The true story of how a renowned writer's struggle with mood storms led her to try a remedy as drastic as it is forbidden: microdoses of LSD. Her fascinating journey provides a window into one family and the complex world of a once-infamous drug seen through new eyes.
When a small vial arrives in her mailbox from 'Lewis Carroll,' Ayelet Waldman is ready to try anything. Her depression has become intolerable, severe and unmanageable; medication has failed to make a difference. Married with four children and a robust career, she 'should' be happy, but instead her family and her work are suffering at the mercy of her mood disorder. So she opens the vial, places two drops on her tongue, and becomes part of a burgeoning underground group of scientists and civilians successfully using therapeutic microdoses of LSD.
As Waldman charts her experience over the course of a month, during which she achieved a newfound feeling of serenity, she also explores the history and mythology of LSD, the cutting-edge research into the drug, and the byzantine policies that control it. Drawing on her experience as a federal public defender, and as the mother of teenagers, and her research into the therapeutic value of psychedelics, Waldman has produced a book that is candid, revealing and completely enthralling.
Publisher: Little, Brown Book Group
Number of pages: 256
Weight: 200 g
Dimensions: 196 x 126 x 22 mm
Genuinely brave and human.
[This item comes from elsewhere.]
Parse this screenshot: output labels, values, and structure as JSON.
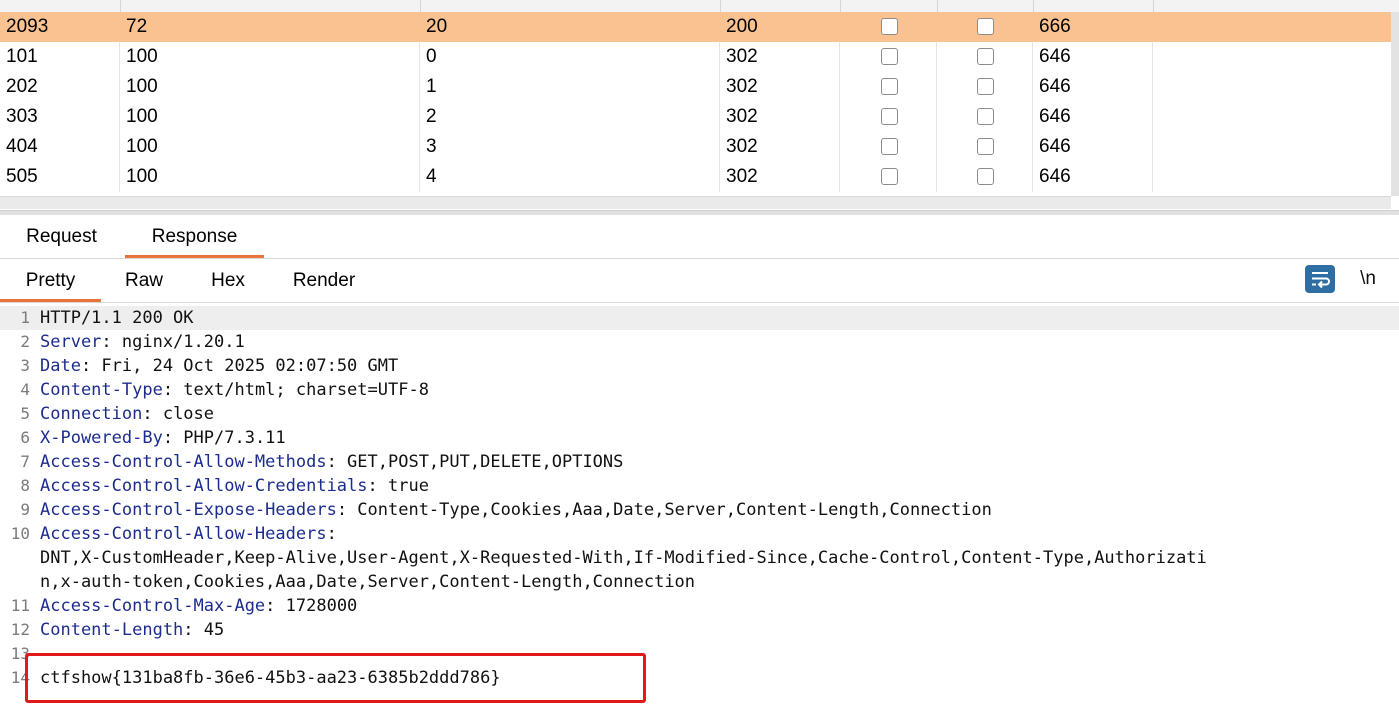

Ayelet Waldman is fearless, which is our good fortune and sometimes hers. That boldness led to her fruitful adventures in mind-altering substances recounted here. Subtly mind-altering; this is a book about sub-hallucinatory microdoses of LSD but also about marriage and family life, insomnia, addiction, her past as a defense attorney, our insane drug laws, moods and dispositions and afflictions, and a lot of other stuff braided into an informative, amusing, nonchalantly incendiary narrative. You could call this book her war on the war on drugs, but it's so much more, and so much more funny. * Rebecca Solnit, author of A Field Guide to Getting Lost *
Relentlessly honest and surprisingly funny
Humour informs Ayelet Waldman 's lively diary of taking acid . . . A smart writer with an easy tone. As a suburban mother of four , she nicely plays up how unlike the archetypal acid tripper she is. The neurological and pharmaceutical science is well handled and she makes a strong case for medicinal LSD. But perhaps what the book does best is demystify the chemical mythology of drugs. * The Observer *
Waldman proves a sharp debunker of the myths that have accrued around a potentially life-saving chemical whose star is clearly on the rise * Spectator *
In this raw, honest, and ultimately hopeful journey, Waldman takes us deep into the forest of her mind and moods. The success of her story with microdosing reminds the medical and legal communities how much still remains to be understand about the brain.* Dr. David Eagleman, neuroscientist, author of The Brain *
A trip worth taking. * Sunday Business Post *